- Scientists find oil fissure in Lake Baikal's bedrock
- Summarizing Neftegaz 2008
- How to Avoid Becoming Unwanted Guests at the Owned Fields
№ 10 (October 2006)
Pat Davis Szymczak
As editor and founder of the monthly OGE and a member of the SPE in Moscow, I am proud that the OGE team has been so directly involved in helping to bring this ground breaking event to Russia. OGE has produced also the Exhibition Catalogue and the Show Daily newspaper and I know I speak for everyone involved – from OGE editorial, production and sales in Moscow and Niznevartovsk to our international offices in Houston, London, Milan and Paris when I say we are certain that these quality products will enhance your conference/exhibition experience.
I’ve seen a lot in the 13 years I’ve lived and worked as an American expatriate in the CIS in oil and gas publishing. In the early 1990s, I was editing articles for Russian Petroleum Investor (RPI) explaining how LUKOIL was then being created out of three fields under the Soviet Ministry of the Oil Industry named Langepas, Urai, and Kogalym. Then, RPI was the only English language journal that wrote authoritatively on Russian oil in English to benefit foreign majors such as Mobil, Exxon, Shell, Chevron, BP, Conoco and Texaco who were trying to find their feet in Russia.
Today, SPE’s global membership is growing fastest in Russia. Some of the foreign majors I just mentioned have merged. In Russia we now have ExxonMobile, Shell, ChevronTexaco, BP, ConocoPhillips and TNK-BP, not to mention ConocoLUKOIL. And a new generatioan of Russian majors are stepping out globally, LUKOIL Overseas with gasoline stations in Washington D.C. and New York; Gazprom which just signed an agreement on LNG marketing with BP: Rosneft which plans exports of EURO5 grade gasoline to EU countries, and Tatneft. Russian companies today participate in asset bid rounds and construction, service and supply tenders everywhere in the world: Asia, Africa, North and South America.

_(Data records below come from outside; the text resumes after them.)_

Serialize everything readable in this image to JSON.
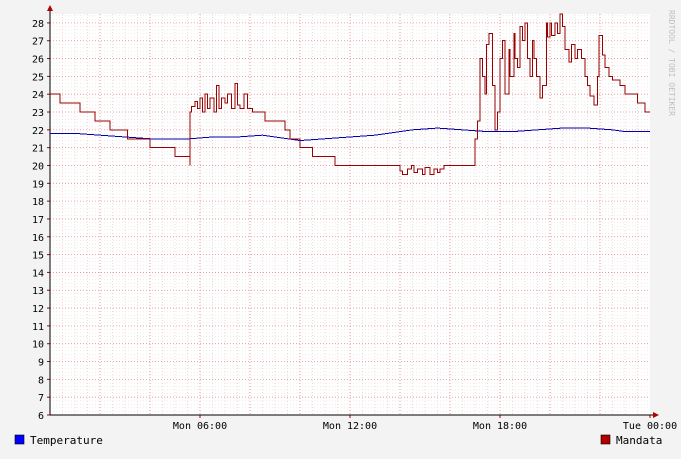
{
  "chart_data": {
    "type": "line",
    "title": "",
    "xlabel": "",
    "ylabel": "",
    "ylim": [
      6,
      28.5
    ],
    "y_ticks": [
      6,
      7,
      8,
      9,
      10,
      11,
      12,
      13,
      14,
      15,
      16,
      17,
      18,
      19,
      20,
      21,
      22,
      23,
      24,
      25,
      26,
      27,
      28
    ],
    "x_range": [
      0,
      24
    ],
    "x_ticks": [
      {
        "x": 6,
        "label": "Mon 06:00"
      },
      {
        "x": 12,
        "label": "Mon 12:00"
      },
      {
        "x": 18,
        "label": "Mon 18:00"
      },
      {
        "x": 24,
        "label": "Tue 00:00"
      }
    ],
    "grid": true,
    "watermark": "RRDTOOL / TOBI OETIKER",
    "legend_position": "bottom",
    "series": [
      {
        "name": "Temperature",
        "color": "#0000aa",
        "legend_color": "#0000ff",
        "step": false,
        "points": [
          [
            0,
            21.8
          ],
          [
            1,
            21.8
          ],
          [
            2,
            21.7
          ],
          [
            3,
            21.6
          ],
          [
            4,
            21.5
          ],
          [
            5,
            21.5
          ],
          [
            5.6,
            21.5
          ],
          [
            6.5,
            21.6
          ],
          [
            7.5,
            21.6
          ],
          [
            8.5,
            21.7
          ],
          [
            9,
            21.6
          ],
          [
            10,
            21.4
          ],
          [
            11,
            21.5
          ],
          [
            12,
            21.6
          ],
          [
            13,
            21.7
          ],
          [
            14,
            21.9
          ],
          [
            14.5,
            22.0
          ],
          [
            15.5,
            22.1
          ],
          [
            16.5,
            22.0
          ],
          [
            17.5,
            21.9
          ],
          [
            18.5,
            21.9
          ],
          [
            19.5,
            22.0
          ],
          [
            20.5,
            22.1
          ],
          [
            21.5,
            22.1
          ],
          [
            22.5,
            22.0
          ],
          [
            23,
            21.9
          ],
          [
            24,
            21.9
          ]
        ]
      },
      {
        "name": "Mandata",
        "color": "#990000",
        "legend_color": "#b00000",
        "step": true,
        "points": [
          [
            0,
            24.0
          ],
          [
            0.4,
            23.5
          ],
          [
            1.2,
            23.0
          ],
          [
            1.8,
            22.5
          ],
          [
            2.4,
            22.0
          ],
          [
            3.1,
            21.5
          ],
          [
            4,
            21.0
          ],
          [
            5,
            20.5
          ],
          [
            5.1,
            20.5
          ],
          [
            5.6,
            20.0
          ],
          [
            5.6,
            23.0
          ],
          [
            5.65,
            23.3
          ],
          [
            5.8,
            23.6
          ],
          [
            5.9,
            23.2
          ],
          [
            6.0,
            23.8
          ],
          [
            6.1,
            23.0
          ],
          [
            6.2,
            24.0
          ],
          [
            6.3,
            23.2
          ],
          [
            6.4,
            23.8
          ],
          [
            6.55,
            23.0
          ],
          [
            6.65,
            24.5
          ],
          [
            6.75,
            23.2
          ],
          [
            6.85,
            23.8
          ],
          [
            7.0,
            23.5
          ],
          [
            7.1,
            24.0
          ],
          [
            7.25,
            23.2
          ],
          [
            7.4,
            24.6
          ],
          [
            7.5,
            23.4
          ],
          [
            7.6,
            23.2
          ],
          [
            7.75,
            24.0
          ],
          [
            7.9,
            23.2
          ],
          [
            8.1,
            23.0
          ],
          [
            8.6,
            22.5
          ],
          [
            9.4,
            22.0
          ],
          [
            9.6,
            21.5
          ],
          [
            10,
            21.0
          ],
          [
            10.5,
            20.5
          ],
          [
            11.4,
            20.0
          ],
          [
            14,
            20.0
          ],
          [
            14,
            19.7
          ],
          [
            14.1,
            19.5
          ],
          [
            14.3,
            19.8
          ],
          [
            14.45,
            20.0
          ],
          [
            14.55,
            19.6
          ],
          [
            14.7,
            19.8
          ],
          [
            14.9,
            19.5
          ],
          [
            15.0,
            19.9
          ],
          [
            15.2,
            19.5
          ],
          [
            15.35,
            19.8
          ],
          [
            15.5,
            19.6
          ],
          [
            15.6,
            19.8
          ],
          [
            15.75,
            20.0
          ],
          [
            15.9,
            20.0
          ],
          [
            16.2,
            20.0
          ],
          [
            16.5,
            20.0
          ],
          [
            16.9,
            20.0
          ],
          [
            17,
            21.5
          ],
          [
            17.1,
            22.5
          ],
          [
            17.2,
            26.0
          ],
          [
            17.3,
            25.0
          ],
          [
            17.4,
            24.0
          ],
          [
            17.45,
            26.8
          ],
          [
            17.55,
            27.4
          ],
          [
            17.7,
            24.5
          ],
          [
            17.8,
            22.0
          ],
          [
            17.9,
            23.0
          ],
          [
            18.0,
            26.0
          ],
          [
            18.1,
            27.0
          ],
          [
            18.2,
            24.0
          ],
          [
            18.35,
            26.5
          ],
          [
            18.4,
            25.0
          ],
          [
            18.55,
            27.4
          ],
          [
            18.6,
            26.0
          ],
          [
            18.7,
            25.5
          ],
          [
            18.8,
            27.8
          ],
          [
            18.9,
            27.0
          ],
          [
            19.0,
            28.0
          ],
          [
            19.1,
            26.0
          ],
          [
            19.2,
            25.0
          ],
          [
            19.3,
            27.0
          ],
          [
            19.35,
            26.0
          ],
          [
            19.45,
            25.0
          ],
          [
            19.6,
            23.8
          ],
          [
            19.7,
            24.5
          ],
          [
            19.85,
            28.0
          ],
          [
            19.9,
            27.2
          ],
          [
            20.0,
            28.0
          ],
          [
            20.05,
            27.3
          ],
          [
            20.2,
            28.0
          ],
          [
            20.3,
            27.4
          ],
          [
            20.4,
            28.5
          ],
          [
            20.5,
            27.8
          ],
          [
            20.6,
            26.5
          ],
          [
            20.75,
            25.8
          ],
          [
            20.85,
            26.8
          ],
          [
            21.0,
            26.0
          ],
          [
            21.1,
            26.5
          ],
          [
            21.25,
            26.0
          ],
          [
            21.4,
            25.0
          ],
          [
            21.5,
            24.5
          ],
          [
            21.6,
            23.9
          ],
          [
            21.75,
            23.4
          ],
          [
            21.9,
            25.0
          ],
          [
            21.95,
            27.3
          ],
          [
            22.1,
            26.2
          ],
          [
            22.2,
            25.5
          ],
          [
            22.35,
            25.0
          ],
          [
            22.5,
            24.8
          ],
          [
            22.8,
            24.5
          ],
          [
            23,
            24.0
          ],
          [
            23.5,
            23.5
          ],
          [
            23.8,
            23.0
          ],
          [
            24,
            23.0
          ]
        ]
      }
    ]
  }
}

In July, during our build-up to the SPE’s RO&G 06, Oil&Gas Eurasia carried an interview with the Chairman of the Executive Committee of the Conference side of SPE RO&G 06, Valery Graifer. In that interview, Dr. Graifer made this point: “Integration of worldwide technological achievements in the E&P industry with Russia’s unique resources is a matter of paramount importance with regard to the security of our planet’s energy future given the growing prices for energy products.”
To me, Professor Graifer is truly the “Dean of Russia’s Oil and Gas Industry.” He’s not the type of guy you read about in The Houston Chronicle or The Financial Times – the oligarch who didn’t know one end of a drill string from the other until the 1990s privatizations (or maybe not even then). Dr. Graifer is a real Russian oilman!

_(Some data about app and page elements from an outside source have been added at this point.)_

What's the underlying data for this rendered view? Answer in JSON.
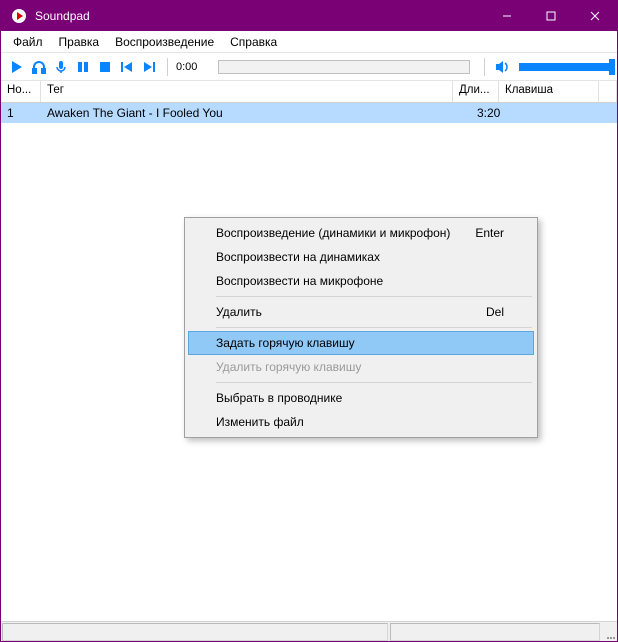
{
  "titlebar": {
    "title": "Soundpad"
  },
  "menubar": [
    "Файл",
    "Правка",
    "Воспроизведение",
    "Справка"
  ],
  "toolbar": {
    "time": "0:00"
  },
  "table": {
    "headers": {
      "num": "Но...",
      "tag": "Тег",
      "dur": "Дли...",
      "key": "Клавиша"
    },
    "rows": [
      {
        "num": "1",
        "tag": "Awaken The Giant - I Fooled You",
        "dur": "3:20",
        "key": ""
      }
    ]
  },
  "contextMenu": {
    "items": [
      {
        "label": "Воспроизведение (динамики и микрофон)",
        "shortcut": "Enter",
        "state": "normal"
      },
      {
        "label": "Воспроизвести на динамиках",
        "shortcut": "",
        "state": "normal"
      },
      {
        "label": "Воспроизвести на микрофоне",
        "shortcut": "",
        "state": "normal"
      },
      {
        "sep": true
      },
      {
        "label": "Удалить",
        "shortcut": "Del",
        "state": "normal"
      },
      {
        "sep": true
      },
      {
        "label": "Задать горячую клавишу",
        "shortcut": "",
        "state": "hot"
      },
      {
        "label": "Удалить горячую клавишу",
        "shortcut": "",
        "state": "disabled"
      },
      {
        "sep": true
      },
      {
        "label": "Выбрать в проводнике",
        "shortcut": "",
        "state": "normal"
      },
      {
        "label": "Изменить файл",
        "shortcut": "",
        "state": "normal"
      }
    ]
  }
}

As a professor at Russia’s prestigious Gubkin Oil&Gas University, he is mentoring a new generation of Russian oil and gas scientists and engineers. And he is the Chairman of the Board of LUKOIL (Russia’s 2nd largest oil producer) as well as the General Director of RITEK, one of Russia’s most innovative independent oil production companies, considering that it also doubles as a service company that markets cutting edge Russian technological innovations at home and abroad. Finally, Dr. Graifer has a passion for the history of his profession and has made him a leader in insuring the preservation of the historical record through film, books, museum collections and events of the previous generation of Russian geologists, drillers and production specialists that brought West Siberian oil on stream in the 1950s, 60s and 70s.
You can read about one of those collections – which is also a traveling exhibition – that maintained in the LUKOIL museum. See page 38 and also visit www.eurasiapress.com for OGE’s own archive on oil and gas history and links to museum sites throughout Russia’s oil patch. I can personally recommend that the next time you’re in Tyumen, the city’s four-story oil and gas museum is a must see!

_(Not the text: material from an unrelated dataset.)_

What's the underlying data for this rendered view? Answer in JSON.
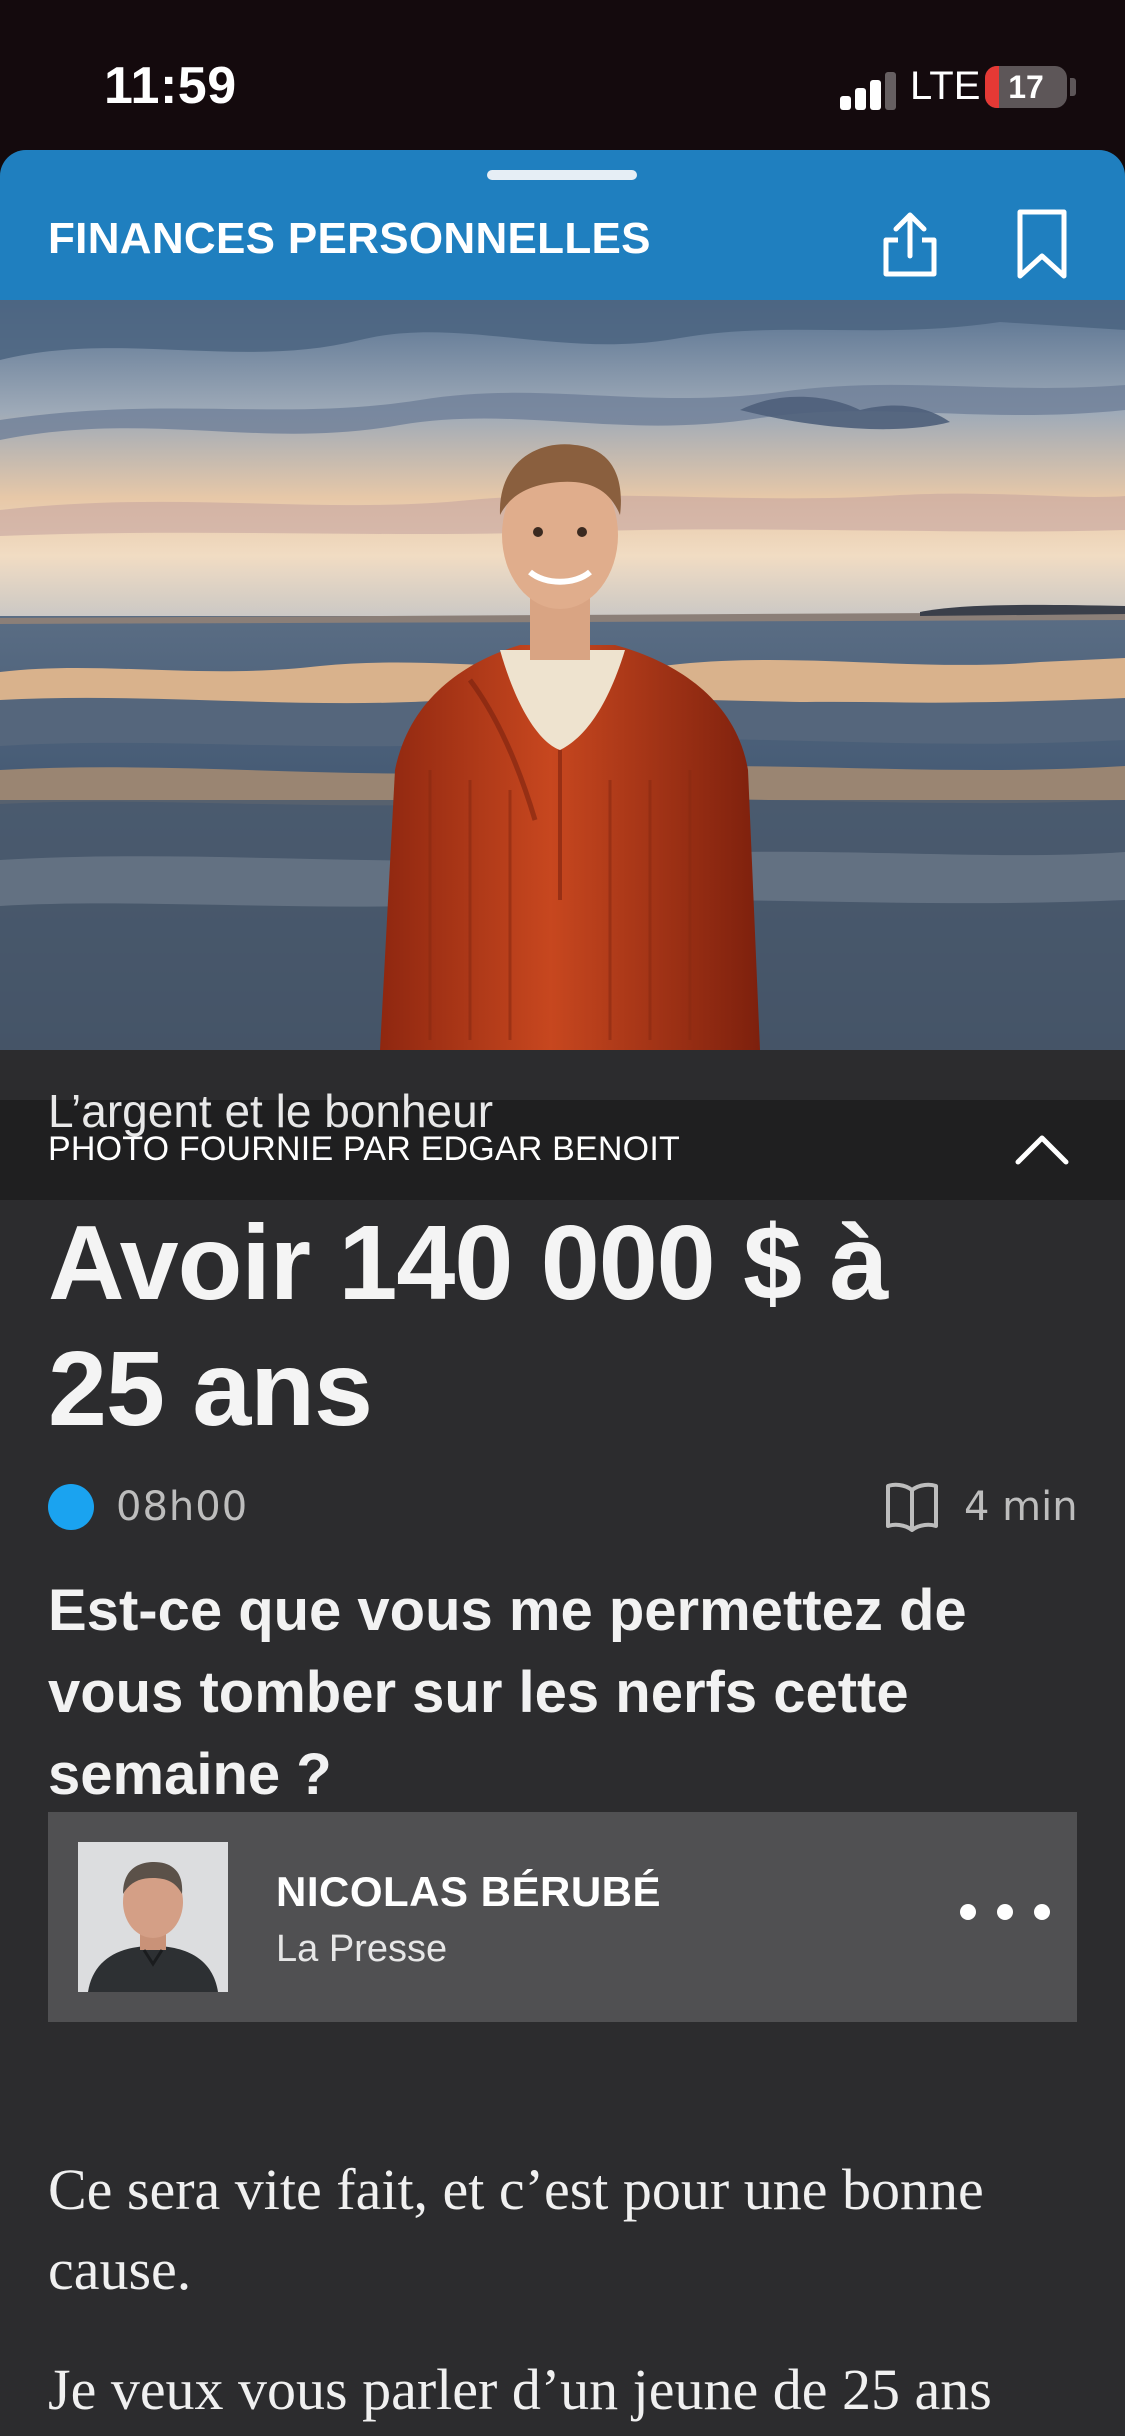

I say all of this to explain why OGE chose what it did as editorial themes in the October Show Issue for the SPE 2006 Russian Oil&Gas Technology Conference & Exhibition. You’ll note our main cover story deals with R&D and how Russia’s largest oil major, Rosenft, does its. We examine issues in innovation and moving Russian science from the theoretical to practical application of science, and we present a host of technologies from domestic and international companies that are today transforming the Russian oil and gas industry. You’ll notice that we parallel these same themes in also the Show Catalogue and in what we select for inclusion in the show daily. To quote again, Professor Graifer, ‘The conference theme is Technology for World Class Resources’. The theme speaks for itself and reflects the industry’s wide historical perspective as well as Russia’s rich intellectual potential and unique national resources.”
We at Oil&Gas Eurasia wish everyone an eye-opening time at SPE 2006 Russian Oil&Gas Technology Conference& Exhibition, the cutting edge event for Russian oil for operators, service and supply companies who count themselves among Russia’s “Real Oil Men and Women” of this new century!